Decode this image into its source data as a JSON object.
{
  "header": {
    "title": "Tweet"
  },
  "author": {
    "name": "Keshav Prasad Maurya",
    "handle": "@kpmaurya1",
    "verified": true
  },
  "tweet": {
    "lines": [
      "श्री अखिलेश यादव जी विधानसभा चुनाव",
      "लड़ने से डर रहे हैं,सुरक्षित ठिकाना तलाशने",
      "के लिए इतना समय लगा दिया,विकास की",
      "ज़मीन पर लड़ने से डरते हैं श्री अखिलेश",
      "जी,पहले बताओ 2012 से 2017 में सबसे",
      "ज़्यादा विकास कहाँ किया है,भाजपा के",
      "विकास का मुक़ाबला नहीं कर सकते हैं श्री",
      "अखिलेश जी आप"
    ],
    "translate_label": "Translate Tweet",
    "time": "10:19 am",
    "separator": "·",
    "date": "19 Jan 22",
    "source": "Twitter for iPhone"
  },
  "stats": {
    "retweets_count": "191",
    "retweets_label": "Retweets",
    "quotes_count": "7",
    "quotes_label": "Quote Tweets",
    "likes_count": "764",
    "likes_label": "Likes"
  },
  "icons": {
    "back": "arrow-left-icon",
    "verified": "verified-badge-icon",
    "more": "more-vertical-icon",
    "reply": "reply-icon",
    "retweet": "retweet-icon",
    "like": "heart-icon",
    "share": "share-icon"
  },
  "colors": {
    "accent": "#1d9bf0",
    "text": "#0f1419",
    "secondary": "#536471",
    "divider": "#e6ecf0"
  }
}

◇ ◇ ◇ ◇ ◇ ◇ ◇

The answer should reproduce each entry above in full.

### OUTPUT FOR THIS EXERCISE
Decode this image into its source data as a JSON object.
{
  "header": {
    "title": "Tweet"
  },
  "author": {
    "name": "Keshav Prasad Maurya",
    "handle": "@kpmaurya1",
    "verified": true
  },
  "tweet": {
    "lines": [
      "श्री अखिलेश यादव जी विधानसभा चुनाव",
      "लड़ने से डर रहे हैं,सुरक्षित ठिकाना तलाशने",
      "के लिए इतना समय लगा दिया,विकास की",
      "ज़मीन पर लड़ने से डरते हैं श्री अखिलेश",
      "जी,पहले बताओ 2012 से 2017 में सबसे",
      "ज़्यादा विकास कहाँ किया है,भाजपा के",
      "विकास का मुक़ाबला नहीं कर सकते हैं श्री",
      "अखिलेश जी आप"
    ],
    "translate_label": "Translate Tweet",
    "time": "10:19 am",
    "separator": "·",
    "date": "19 Jan 22",
    "source": "Twitter for iPhone"
  },
  "stats": {
    "retweets_count": "191",
    "retweets_label": "Retweets",
    "quotes_count": "7",
    "quotes_label": "Quote Tweets",
    "likes_count": "764",
    "likes_label": "Likes"
  },
  "icons": {
    "back": "arrow-left-icon",
    "verified": "verified-badge-icon",
    "more": "more-vertical-icon",
    "reply": "reply-icon",
    "retweet": "retweet-icon",
    "like": "heart-icon",
    "share": "share-icon"
  },
  "colors": {
    "accent": "#1d9bf0",
    "text": "#0f1419",
    "secondary": "#536471",
    "divider": "#e6ecf0"
  }
}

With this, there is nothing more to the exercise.